Element data from apps and pages
* * * * * * * * *

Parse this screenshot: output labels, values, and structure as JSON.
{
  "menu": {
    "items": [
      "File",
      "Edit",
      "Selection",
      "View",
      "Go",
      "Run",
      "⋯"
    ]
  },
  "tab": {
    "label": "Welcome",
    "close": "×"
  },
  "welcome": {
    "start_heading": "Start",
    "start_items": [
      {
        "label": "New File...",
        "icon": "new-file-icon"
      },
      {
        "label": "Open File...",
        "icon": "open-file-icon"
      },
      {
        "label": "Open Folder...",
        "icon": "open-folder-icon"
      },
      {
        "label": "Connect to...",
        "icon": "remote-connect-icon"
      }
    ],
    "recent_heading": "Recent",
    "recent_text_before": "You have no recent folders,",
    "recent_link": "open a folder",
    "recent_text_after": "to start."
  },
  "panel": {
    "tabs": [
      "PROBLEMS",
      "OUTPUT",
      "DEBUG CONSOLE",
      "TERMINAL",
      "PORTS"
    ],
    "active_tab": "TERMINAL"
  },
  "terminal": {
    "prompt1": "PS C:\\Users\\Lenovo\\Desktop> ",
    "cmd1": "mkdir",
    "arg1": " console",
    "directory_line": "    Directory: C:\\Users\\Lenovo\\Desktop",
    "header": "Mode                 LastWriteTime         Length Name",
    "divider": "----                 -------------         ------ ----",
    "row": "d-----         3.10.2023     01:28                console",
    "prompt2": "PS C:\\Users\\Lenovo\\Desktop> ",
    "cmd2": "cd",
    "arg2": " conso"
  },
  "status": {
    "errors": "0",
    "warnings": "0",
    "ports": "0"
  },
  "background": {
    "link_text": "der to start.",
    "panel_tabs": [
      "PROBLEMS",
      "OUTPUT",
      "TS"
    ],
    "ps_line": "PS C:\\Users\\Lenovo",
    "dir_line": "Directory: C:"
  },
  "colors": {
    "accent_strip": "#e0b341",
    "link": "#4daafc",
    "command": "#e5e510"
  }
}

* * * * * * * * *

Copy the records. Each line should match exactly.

Parse this screenshot: output labels, values, and structure as JSON.
{
  "menu": {
    "items": [
      "File",
      "Edit",
      "Selection",
      "View",
      "Go",
      "Run",
      "⋯"
    ]
  },
  "tab": {
    "label": "Welcome",
    "close": "×"
  },
  "welcome": {
    "start_heading": "Start",
    "start_items": [
      {
        "label": "New File...",
        "icon": "new-file-icon"
      },
      {
        "label": "Open File...",
        "icon": "open-file-icon"
      },
      {
        "label": "Open Folder...",
        "icon": "open-folder-icon"
      },
      {
        "label": "Connect to...",
        "icon": "remote-connect-icon"
      }
    ],
    "recent_heading": "Recent",
    "recent_text_before": "You have no recent folders,",
    "recent_link": "open a folder",
    "recent_text_after": "to start."
  },
  "panel": {
    "tabs": [
      "PROBLEMS",
      "OUTPUT",
      "DEBUG CONSOLE",
      "TERMINAL",
      "PORTS"
    ],
    "active_tab": "TERMINAL"
  },
  "terminal": {
    "prompt1": "PS C:\\Users\\Lenovo\\Desktop> ",
    "cmd1": "mkdir",
    "arg1": " console",
    "directory_line": "    Directory: C:\\Users\\Lenovo\\Desktop",
    "header": "Mode                 LastWriteTime         Length Name",
    "divider": "----                 -------------         ------ ----",
    "row": "d-----         3.10.2023     01:28                console",
    "prompt2": "PS C:\\Users\\Lenovo\\Desktop> ",
    "cmd2": "cd",
    "arg2": " conso"
  },
  "status": {
    "errors": "0",
    "warnings": "0",
    "ports": "0"
  },
  "background": {
    "link_text": "der to start.",
    "panel_tabs": [
      "PROBLEMS",
      "OUTPUT",
      "TS"
    ],
    "ps_line": "PS C:\\Users\\Lenovo",
    "dir_line": "Directory: C:"
  },
  "colors": {
    "accent_strip": "#e0b341",
    "link": "#4daafc",
    "command": "#e5e510"
  }
}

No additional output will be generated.